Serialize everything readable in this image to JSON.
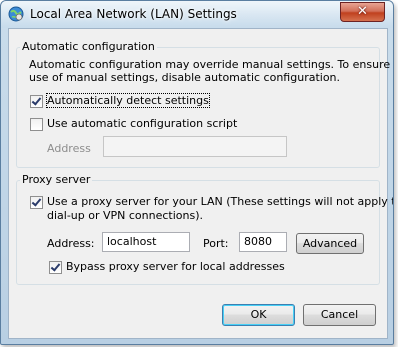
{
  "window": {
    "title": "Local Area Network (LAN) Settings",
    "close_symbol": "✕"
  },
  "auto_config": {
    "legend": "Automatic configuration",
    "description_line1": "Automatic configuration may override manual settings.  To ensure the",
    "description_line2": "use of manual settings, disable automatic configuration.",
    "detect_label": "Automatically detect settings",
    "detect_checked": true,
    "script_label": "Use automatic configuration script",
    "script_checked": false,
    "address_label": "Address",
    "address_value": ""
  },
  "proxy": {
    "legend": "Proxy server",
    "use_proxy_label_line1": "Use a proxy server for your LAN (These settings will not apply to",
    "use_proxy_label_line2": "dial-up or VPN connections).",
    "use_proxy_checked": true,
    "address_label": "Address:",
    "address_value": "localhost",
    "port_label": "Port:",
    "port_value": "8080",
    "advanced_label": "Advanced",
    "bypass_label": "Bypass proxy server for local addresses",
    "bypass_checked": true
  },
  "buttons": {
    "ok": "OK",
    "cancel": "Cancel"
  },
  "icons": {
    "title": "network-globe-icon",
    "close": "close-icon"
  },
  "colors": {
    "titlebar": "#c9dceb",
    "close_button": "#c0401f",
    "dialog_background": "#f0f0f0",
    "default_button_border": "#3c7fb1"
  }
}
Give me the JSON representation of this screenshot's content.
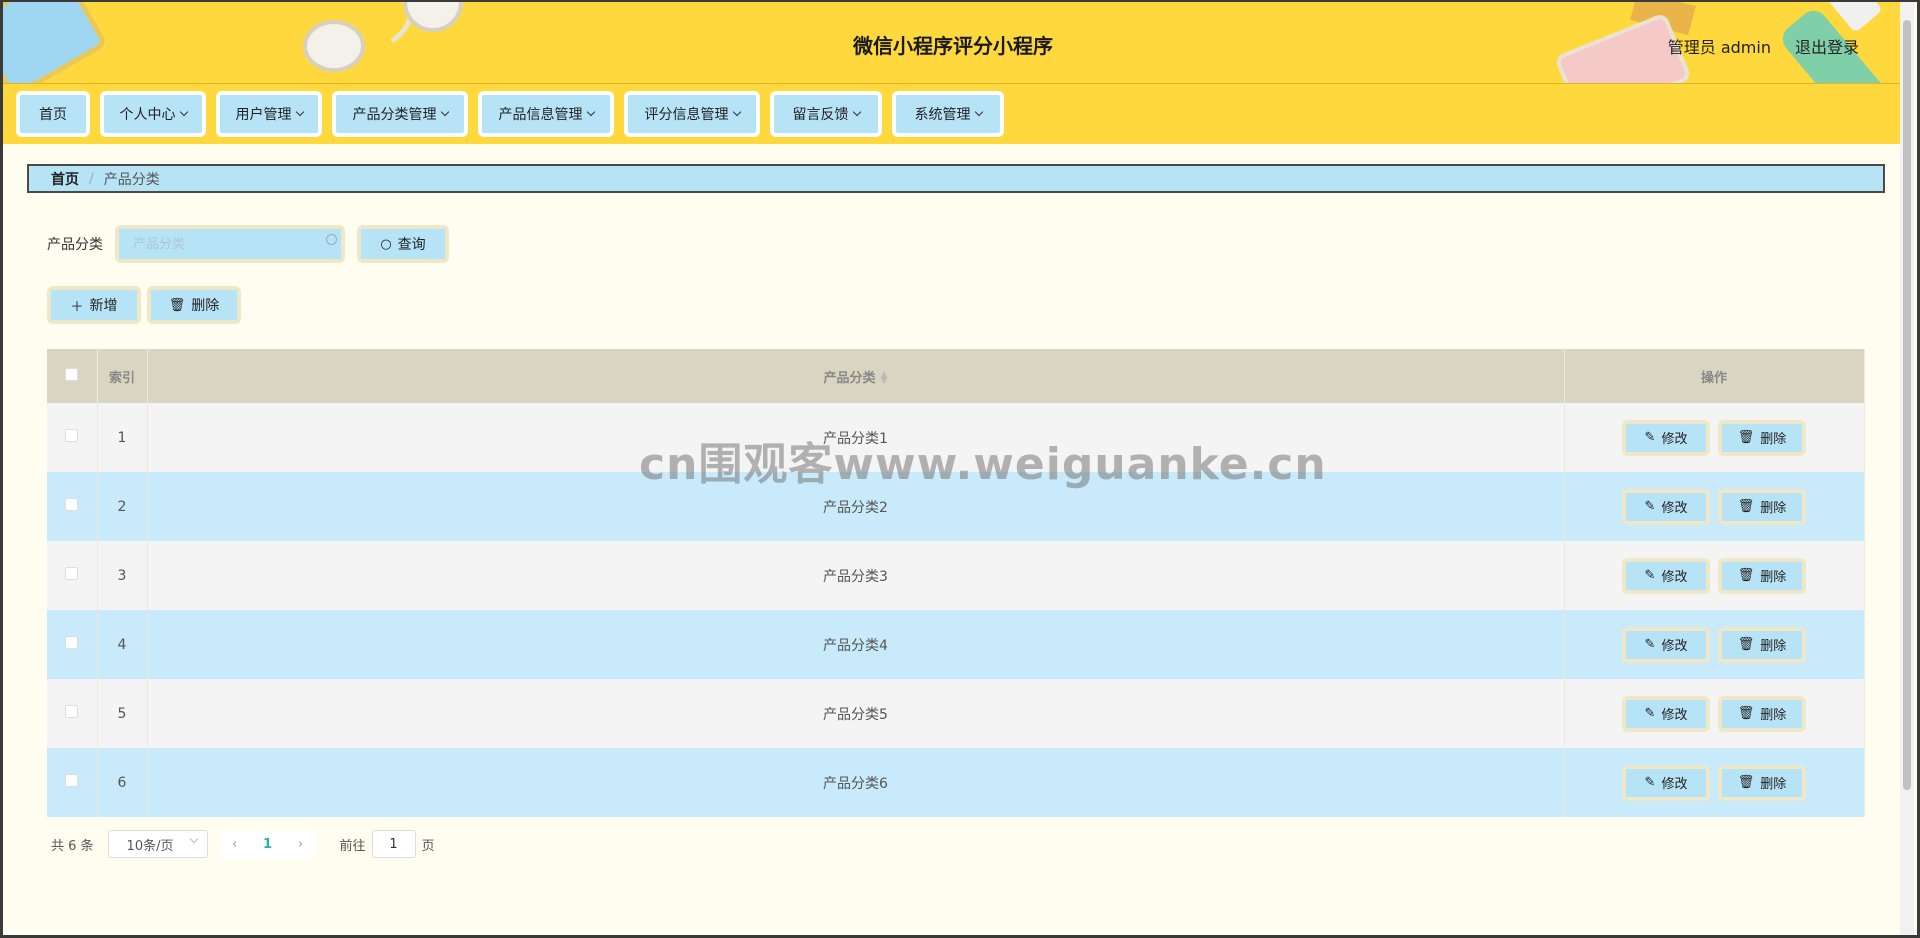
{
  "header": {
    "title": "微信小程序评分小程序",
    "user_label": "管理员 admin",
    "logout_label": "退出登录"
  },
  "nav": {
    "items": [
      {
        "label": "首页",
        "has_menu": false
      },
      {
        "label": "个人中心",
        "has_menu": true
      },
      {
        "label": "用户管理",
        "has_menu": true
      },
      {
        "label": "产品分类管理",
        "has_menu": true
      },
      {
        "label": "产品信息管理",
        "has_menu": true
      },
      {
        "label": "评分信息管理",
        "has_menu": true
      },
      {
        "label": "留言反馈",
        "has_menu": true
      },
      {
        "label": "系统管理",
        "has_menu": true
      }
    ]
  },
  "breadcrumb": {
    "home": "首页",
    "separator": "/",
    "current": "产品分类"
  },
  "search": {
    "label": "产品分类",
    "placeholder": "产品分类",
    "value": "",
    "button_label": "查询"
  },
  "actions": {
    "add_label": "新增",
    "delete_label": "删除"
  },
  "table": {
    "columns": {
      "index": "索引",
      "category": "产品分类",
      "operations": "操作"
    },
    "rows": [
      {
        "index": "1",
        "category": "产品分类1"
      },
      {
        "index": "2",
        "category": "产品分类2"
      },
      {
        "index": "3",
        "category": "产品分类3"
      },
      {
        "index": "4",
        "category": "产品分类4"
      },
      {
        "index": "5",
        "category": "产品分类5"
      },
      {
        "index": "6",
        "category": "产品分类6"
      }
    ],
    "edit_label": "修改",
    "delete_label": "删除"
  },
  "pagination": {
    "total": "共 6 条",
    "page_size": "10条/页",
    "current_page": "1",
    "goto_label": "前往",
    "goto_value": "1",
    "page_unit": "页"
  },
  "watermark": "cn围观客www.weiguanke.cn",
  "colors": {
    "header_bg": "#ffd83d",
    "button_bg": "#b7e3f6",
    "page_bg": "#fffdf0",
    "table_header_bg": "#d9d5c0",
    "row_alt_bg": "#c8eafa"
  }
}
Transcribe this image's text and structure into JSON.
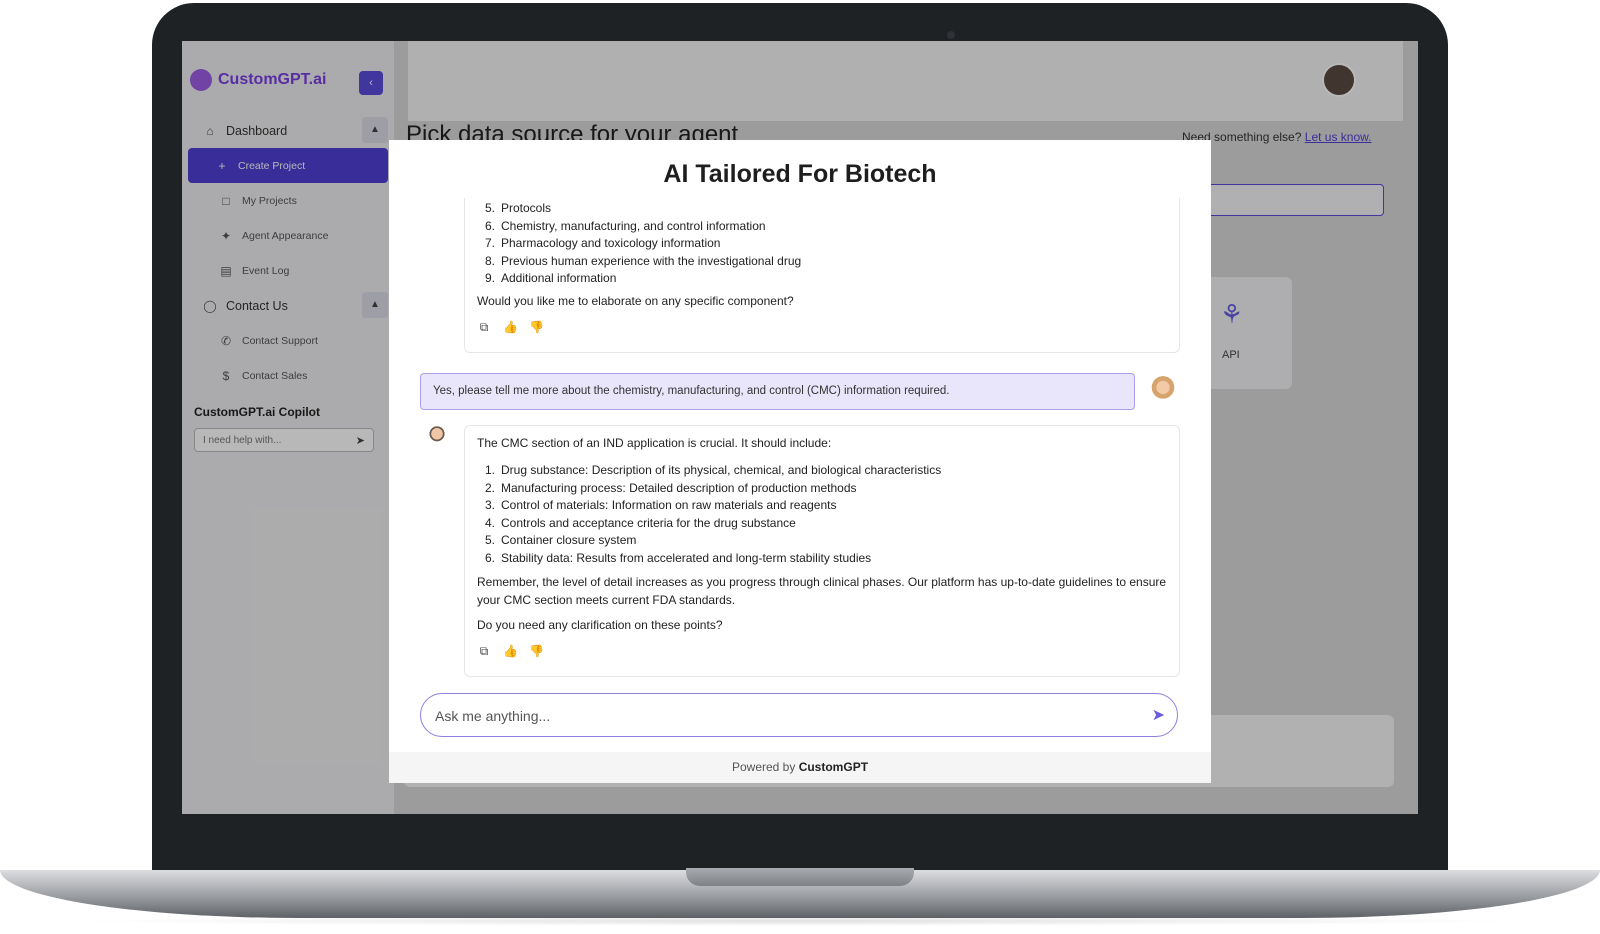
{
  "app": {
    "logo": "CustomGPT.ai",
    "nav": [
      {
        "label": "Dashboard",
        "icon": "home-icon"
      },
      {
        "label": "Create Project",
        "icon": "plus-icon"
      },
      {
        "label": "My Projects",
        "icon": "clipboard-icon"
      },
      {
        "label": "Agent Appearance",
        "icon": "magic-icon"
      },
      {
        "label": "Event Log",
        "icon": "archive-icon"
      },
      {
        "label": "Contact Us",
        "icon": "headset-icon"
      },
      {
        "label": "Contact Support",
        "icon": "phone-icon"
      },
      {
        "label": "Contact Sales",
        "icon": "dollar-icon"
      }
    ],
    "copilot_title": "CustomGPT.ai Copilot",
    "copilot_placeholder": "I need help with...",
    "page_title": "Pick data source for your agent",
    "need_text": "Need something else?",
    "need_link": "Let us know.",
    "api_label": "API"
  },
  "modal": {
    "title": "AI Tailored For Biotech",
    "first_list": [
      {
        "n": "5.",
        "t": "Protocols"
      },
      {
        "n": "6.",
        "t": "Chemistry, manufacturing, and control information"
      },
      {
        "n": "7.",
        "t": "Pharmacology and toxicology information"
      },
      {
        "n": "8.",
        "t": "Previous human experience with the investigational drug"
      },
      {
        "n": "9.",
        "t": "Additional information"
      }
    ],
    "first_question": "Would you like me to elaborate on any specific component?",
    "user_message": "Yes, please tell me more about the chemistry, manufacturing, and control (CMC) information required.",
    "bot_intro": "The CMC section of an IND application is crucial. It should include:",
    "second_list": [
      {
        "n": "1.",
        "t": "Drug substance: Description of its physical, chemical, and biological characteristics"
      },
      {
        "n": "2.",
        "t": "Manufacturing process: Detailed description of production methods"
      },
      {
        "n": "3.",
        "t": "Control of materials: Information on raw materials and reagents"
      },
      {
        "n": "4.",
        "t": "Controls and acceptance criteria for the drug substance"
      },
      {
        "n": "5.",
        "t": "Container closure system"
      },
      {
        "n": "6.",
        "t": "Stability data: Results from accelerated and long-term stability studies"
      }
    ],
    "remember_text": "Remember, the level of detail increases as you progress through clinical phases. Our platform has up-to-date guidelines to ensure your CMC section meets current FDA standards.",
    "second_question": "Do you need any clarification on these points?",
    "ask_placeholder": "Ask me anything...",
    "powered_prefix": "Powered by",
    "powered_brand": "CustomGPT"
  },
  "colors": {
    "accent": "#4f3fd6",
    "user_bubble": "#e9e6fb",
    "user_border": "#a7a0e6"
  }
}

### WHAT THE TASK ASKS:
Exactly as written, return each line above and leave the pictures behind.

### OUTPUT FOR THIS EXERCISE:
Serialize everything readable in this image to JSON.
{
  "window": {
    "title": "Local Area Network (LAN) Settings",
    "close_symbol": "✕"
  },
  "auto_config": {
    "legend": "Automatic configuration",
    "description_line1": "Automatic configuration may override manual settings.  To ensure the",
    "description_line2": "use of manual settings, disable automatic configuration.",
    "detect_label": "Automatically detect settings",
    "detect_checked": true,
    "script_label": "Use automatic configuration script",
    "script_checked": false,
    "address_label": "Address",
    "address_value": ""
  },
  "proxy": {
    "legend": "Proxy server",
    "use_proxy_label_line1": "Use a proxy server for your LAN (These settings will not apply to",
    "use_proxy_label_line2": "dial-up or VPN connections).",
    "use_proxy_checked": true,
    "address_label": "Address:",
    "address_value": "localhost",
    "port_label": "Port:",
    "port_value": "8080",
    "advanced_label": "Advanced",
    "bypass_label": "Bypass proxy server for local addresses",
    "bypass_checked": true
  },
  "buttons": {
    "ok": "OK",
    "cancel": "Cancel"
  },
  "icons": {
    "title": "network-globe-icon",
    "close": "close-icon"
  },
  "colors": {
    "titlebar": "#c9dceb",
    "close_button": "#c0401f",
    "dialog_background": "#f0f0f0",
    "default_button_border": "#3c7fb1"
  }
}
Give me the JSON representation of this screenshot's content.
{
  "header": {
    "title": "微信小程序评分小程序",
    "user_label": "管理员 admin",
    "logout_label": "退出登录"
  },
  "nav": {
    "items": [
      {
        "label": "首页",
        "has_menu": false
      },
      {
        "label": "个人中心",
        "has_menu": true
      },
      {
        "label": "用户管理",
        "has_menu": true
      },
      {
        "label": "产品分类管理",
        "has_menu": true
      },
      {
        "label": "产品信息管理",
        "has_menu": true
      },
      {
        "label": "评分信息管理",
        "has_menu": true
      },
      {
        "label": "留言反馈",
        "has_menu": true
      },
      {
        "label": "系统管理",
        "has_menu": true
      }
    ]
  },
  "breadcrumb": {
    "home": "首页",
    "separator": "/",
    "current": "产品分类"
  },
  "search": {
    "label": "产品分类",
    "placeholder": "产品分类",
    "value": "",
    "button_label": "查询"
  },
  "actions": {
    "add_label": "新增",
    "delete_label": "删除"
  },
  "table": {
    "columns": {
      "index": "索引",
      "category": "产品分类",
      "operations": "操作"
    },
    "rows": [
      {
        "index": "1",
        "category": "产品分类1"
      },
      {
        "index": "2",
        "category": "产品分类2"
      },
      {
        "index": "3",
        "category": "产品分类3"
      },
      {
        "index": "4",
        "category": "产品分类4"
      },
      {
        "index": "5",
        "category": "产品分类5"
      },
      {
        "index": "6",
        "category": "产品分类6"
      }
    ],
    "edit_label": "修改",
    "delete_label": "删除"
  },
  "pagination": {
    "total": "共 6 条",
    "page_size": "10条/页",
    "current_page": "1",
    "goto_label": "前往",
    "goto_value": "1",
    "page_unit": "页"
  },
  "watermark": "cn围观客www.weiguanke.cn",
  "colors": {
    "header_bg": "#ffd83d",
    "button_bg": "#b7e3f6",
    "page_bg": "#fffdf0",
    "table_header_bg": "#d9d5c0",
    "row_alt_bg": "#c8eafa"
  }
}
Transcribe this image's text and structure into JSON.
{
  "app": {
    "logo": "CustomGPT.ai",
    "nav": [
      {
        "label": "Dashboard",
        "icon": "home-icon"
      },
      {
        "label": "Create Project",
        "icon": "plus-icon"
      },
      {
        "label": "My Projects",
        "icon": "clipboard-icon"
      },
      {
        "label": "Agent Appearance",
        "icon": "magic-icon"
      },
      {
        "label": "Event Log",
        "icon": "archive-icon"
      },
      {
        "label": "Contact Us",
        "icon": "headset-icon"
      },
      {
        "label": "Contact Support",
        "icon": "phone-icon"
      },
      {
        "label": "Contact Sales",
        "icon": "dollar-icon"
      }
    ],
    "copilot_title": "CustomGPT.ai Copilot",
    "copilot_placeholder": "I need help with...",
    "page_title": "Pick data source for your agent",
    "need_text": "Need something else?",
    "need_link": "Let us know.",
    "api_label": "API"
  },
  "modal": {
    "title": "AI Tailored For Biotech",
    "first_list": [
      {
        "n": "5.",
        "t": "Protocols"
      },
      {
        "n": "6.",
        "t": "Chemistry, manufacturing, and control information"
      },
      {
        "n": "7.",
        "t": "Pharmacology and toxicology information"
      },
      {
        "n": "8.",
        "t": "Previous human experience with the investigational drug"
      },
      {
        "n": "9.",
        "t": "Additional information"
      }
    ],
    "first_question": "Would you like me to elaborate on any specific component?",
    "user_message": "Yes, please tell me more about the chemistry, manufacturing, and control (CMC) information required.",
    "bot_intro": "The CMC section of an IND application is crucial. It should include:",
    "second_list": [
      {
        "n": "1.",
        "t": "Drug substance: Description of its physical, chemical, and biological characteristics"
      },
      {
        "n": "2.",
        "t": "Manufacturing process: Detailed description of production methods"
      },
      {
        "n": "3.",
        "t": "Control of materials: Information on raw materials and reagents"
      },
      {
        "n": "4.",
        "t": "Controls and acceptance criteria for the drug substance"
      },
      {
        "n": "5.",
        "t": "Container closure system"
      },
      {
        "n": "6.",
        "t": "Stability data: Results from accelerated and long-term stability studies"
      }
    ],
    "remember_text": "Remember, the level of detail increases as you progress through clinical phases. Our platform has up-to-date guidelines to ensure your CMC section meets current FDA standards.",
    "second_question": "Do you need any clarification on these points?",
    "ask_placeholder": "Ask me anything...",
    "powered_prefix": "Powered by",
    "powered_brand": "CustomGPT"
  },
  "colors": {
    "accent": "#4f3fd6",
    "user_bubble": "#e9e6fb",
    "user_border": "#a7a0e6"
  }
}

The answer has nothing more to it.